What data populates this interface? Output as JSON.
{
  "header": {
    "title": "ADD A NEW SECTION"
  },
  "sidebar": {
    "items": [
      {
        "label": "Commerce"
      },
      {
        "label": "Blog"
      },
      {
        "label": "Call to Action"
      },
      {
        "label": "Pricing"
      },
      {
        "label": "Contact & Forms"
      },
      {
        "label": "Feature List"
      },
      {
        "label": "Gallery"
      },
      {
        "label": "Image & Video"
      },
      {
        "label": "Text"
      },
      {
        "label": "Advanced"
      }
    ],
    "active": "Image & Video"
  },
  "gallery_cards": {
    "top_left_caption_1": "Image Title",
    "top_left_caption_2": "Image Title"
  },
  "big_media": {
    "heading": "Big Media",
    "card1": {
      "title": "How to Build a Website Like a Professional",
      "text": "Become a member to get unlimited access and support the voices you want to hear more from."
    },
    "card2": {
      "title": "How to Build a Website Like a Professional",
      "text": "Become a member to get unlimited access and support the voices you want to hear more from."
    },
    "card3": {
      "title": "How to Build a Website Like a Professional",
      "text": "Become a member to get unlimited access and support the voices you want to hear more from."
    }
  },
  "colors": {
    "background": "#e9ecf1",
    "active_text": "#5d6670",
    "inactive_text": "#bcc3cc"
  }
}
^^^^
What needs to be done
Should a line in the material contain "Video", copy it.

Problem solution
        "label": "Image & Video"
    "active": "Image & Video"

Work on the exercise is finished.